On appeal before the Wisconsin Supreme Court, Wausau continued to rely upon Red Arrow and argued that the anti-assignment clause in its liability policies precludes indemnity coverage for bodily injuries sustained during the coverage period for the insured corporations because the right to insurance was assigned to Pepsi-Cola without Wausau's consent. In its per curiam opinion from only five of the Supreme Court justices in which no three representing a majority could reach an agreement, the Wisconsin Supreme Court affirmed the decision of the court of appeals (as well as several Wisconsin cases decided in the late 1800s and 1900s) and held that an anti-assignment clause that prohibits an assignment after a loss has occurred is generally regarded as against public policy and unenforceable. In doing so, the per curiam opinion noted that the foundries had already paid premiums for the policies to protect against claimed loss and an assignment of the policies after the loss has occurred does not increase the insurer’s coverage risks because the alleged occurrences had already taken place. The Wisconsin Supreme Court reasoned that, even though the loss during the policy periods may not have been known for many years, there was no dispute that the loss was alleged to have occurred during the policy periods and, as a result, the right to make claims under the policies was effectively assigned post-loss to Pepsi-Cola as the successor-in-interest.
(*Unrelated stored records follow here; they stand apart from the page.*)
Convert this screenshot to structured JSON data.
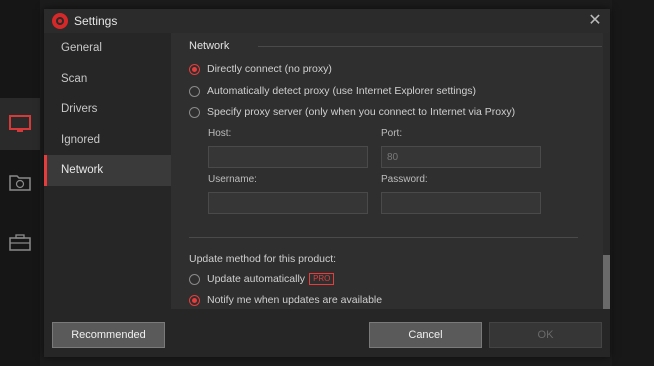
{
  "window": {
    "title": "Settings"
  },
  "sidebar": {
    "items": [
      {
        "label": "General"
      },
      {
        "label": "Scan"
      },
      {
        "label": "Drivers"
      },
      {
        "label": "Ignored"
      },
      {
        "label": "Network",
        "active": true
      }
    ]
  },
  "network": {
    "heading": "Network",
    "options": [
      {
        "label": "Directly connect (no proxy)",
        "selected": true
      },
      {
        "label": "Automatically detect proxy (use Internet Explorer settings)",
        "selected": false
      },
      {
        "label": "Specify proxy server (only when you connect to Internet via Proxy)",
        "selected": false
      }
    ],
    "host_label": "Host:",
    "host_value": "",
    "port_label": "Port:",
    "port_value": "80",
    "username_label": "Username:",
    "username_value": "",
    "password_label": "Password:",
    "password_value": ""
  },
  "update": {
    "label": "Update method for this product:",
    "options": [
      {
        "label": "Update automatically",
        "badge": "PRO",
        "selected": false
      },
      {
        "label": "Notify me when updates are available",
        "selected": true
      }
    ]
  },
  "footer": {
    "recommended_label": "Recommended",
    "cancel_label": "Cancel",
    "ok_label": "OK"
  },
  "colors": {
    "accent": "#e63c3c",
    "dialog_bg": "#2f2f2f",
    "sidebar_bg": "#262626"
  }
}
In addition to the court of appeals’ minimization of the application of Red Arrow, the biggest takeaway from Pepsi-Cola Metropolitan Bottling Co., Inc. v. Employers Ins. Co. of Wausau is that, following the majority view, courts in Wisconsin are unlikely to strictly construe an anti-assignment provision without context or without examining the underlying impact that the assignment may have upon the contractual rights of the parties. In particular, the application of an anti-assignment provision in these cases is dependent upon, in part, whether the assignment took place before or after the loss is alleged to have occurred because these courts view an assignment before loss as involving a transfer of a contractual relationship, as opposed to an assignment after loss that is merely viewed as the transfer of a claim for money based upon rights that are already established.
If you have any questions about this case or what it means for future claims of coverage under your insurance policies, please contact Nick Daly or another member of our Insurance Coverage group.